Of course we HAVE to ask this question: what are you most proud of having achieved in the pursuit of your purpose?
I am most proud that I have had the ability through speaking opportunities on different media outlets to raise wide spread awareness and some insight into the serious issues of negative body image and eating disorders.
The more this topic is discussed and understood the less stigma there will be surrounding the discussion resulting in individuals hopefully feeling more comfortable to seek help.
And has it helped to empower you simply in having a purpose? If so please explain.
Absolutely, my eating disorder for so many years brought me nothing but negativity in so many areas of my life.
To be able to use my experience and turn it into a positive to spread the message of positive body image and shed light on these issues has made me feel like all those years weren't wasted.
YOUR PURPOSE - YOUR FRIENDSHIPS

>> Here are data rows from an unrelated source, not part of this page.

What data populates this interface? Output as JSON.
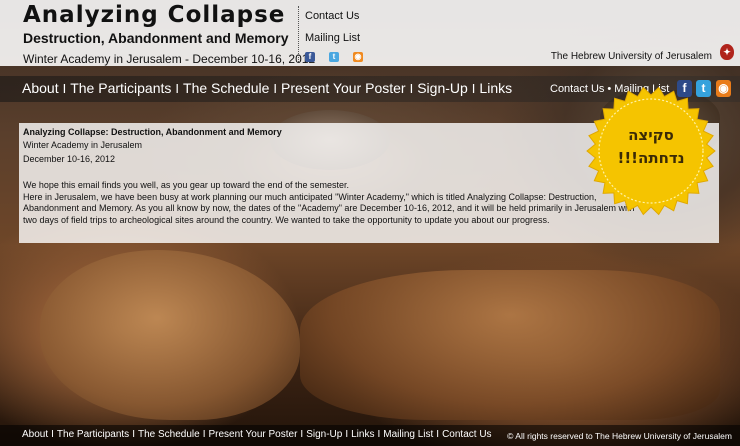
{
  "header": {
    "title": "Analyzing Collapse",
    "subtitle": "Destruction, Abandonment and Memory",
    "event_line": "Winter Academy in Jerusalem - December 10-16, 2012",
    "contact_label": "Contact Us",
    "mailing_label": "Mailing List",
    "university": "The Hebrew University of Jerusalem"
  },
  "nav": {
    "items": [
      "About",
      "The Participants",
      "The Schedule",
      "Present Your Poster",
      "Sign-Up",
      "Links"
    ],
    "separator": "I",
    "right_contact": "Contact Us",
    "right_mailing": "Mailing List",
    "dot": "•"
  },
  "content": {
    "title": "Analyzing Collapse: Destruction, Abandonment and Memory",
    "line2": "Winter Academy in Jerusalem",
    "line3": "December 10-16, 2012",
    "body": "We hope this email finds you well, as you gear up toward the end of the semester.\n Here in Jerusalem, we have been busy at work planning our much anticipated  \"Winter Academy,\" which is titled Analyzing Collapse: Destruction, Abandonment and Memory. As you all know by now, the dates of the \"Academy\" are December 10-16, 2012, and it will be held primarily in Jerusalem with two days of field trips to archeological sites around the country. We wanted to take the opportunity to update you about our progress."
  },
  "badge": {
    "line1": "סקיצה",
    "line2": "נדחתה!!!",
    "color": "#f5c400"
  },
  "footer": {
    "items": [
      "About",
      "The Participants",
      "The Schedule",
      "Present Your Poster",
      "Sign-Up",
      "Links",
      "Mailing List",
      "Contact Us"
    ],
    "separator": "I",
    "copyright": "© All rights reserved to The Hebrew University of Jerusalem"
  },
  "icons": {
    "facebook": "f",
    "twitter": "t",
    "rss": "rss"
  }
}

Did your purpose affect your friendship group or popularity or socially gain you respect in any way?
My loved ones are proud of the work I am doing but really it hasn't affected my friendships or relationships in any way. My eating disorder had a much bigger impact (negatively) on my friends and family than my purpose to spread awareness ever will.
Finally be around people who are good for your mental health and remember
you will never speak to anyone more than you speak to yourself in your head so be kind and treat yourself as you treat those you love most.
EMPOWERED THROUGH PURPOSE
Please offer your best piece of advice to any Tweens unsure if the putting themselves out there is really worth it/ or whether they can even make a difference.
You can absolutely make a difference through leading by example and displaying positive behaviours and messages. It is definitely worth it if you deeply believe in your message and as long as you are doing it for the right reasons and not looking for validation or popularity.
LIVE YOUR BEST LIFE HEALTHY
Please offer your best piece of advice to any Tweens affected by negative body image or eating disorders.
I could write pages on this but I will try and keep it short.
You only get one chance at life and it is too short to be spent at war with your body, always wanting it to be different.
When suffering with an eating disorder or negative body image you will never get to a size or shape you are satisfied with because a smaller body will not help you to feel safe, loved, accepted, liked by others or validated. Self-worth does not come from a number. Weight does not determine the love and joy that you bring to your loved ones or the love and joy that you deserve in your own life.
If you are struggling speak up because there is help available, you are not alone. Recovery is hard but it's much easier than one day looking back and realising you have spent your life being trapped in the prison of your own mind by the eating disorder.
Cover Image Credit thanks to @journey_to_wellness_ via @thedinnertableproject.ed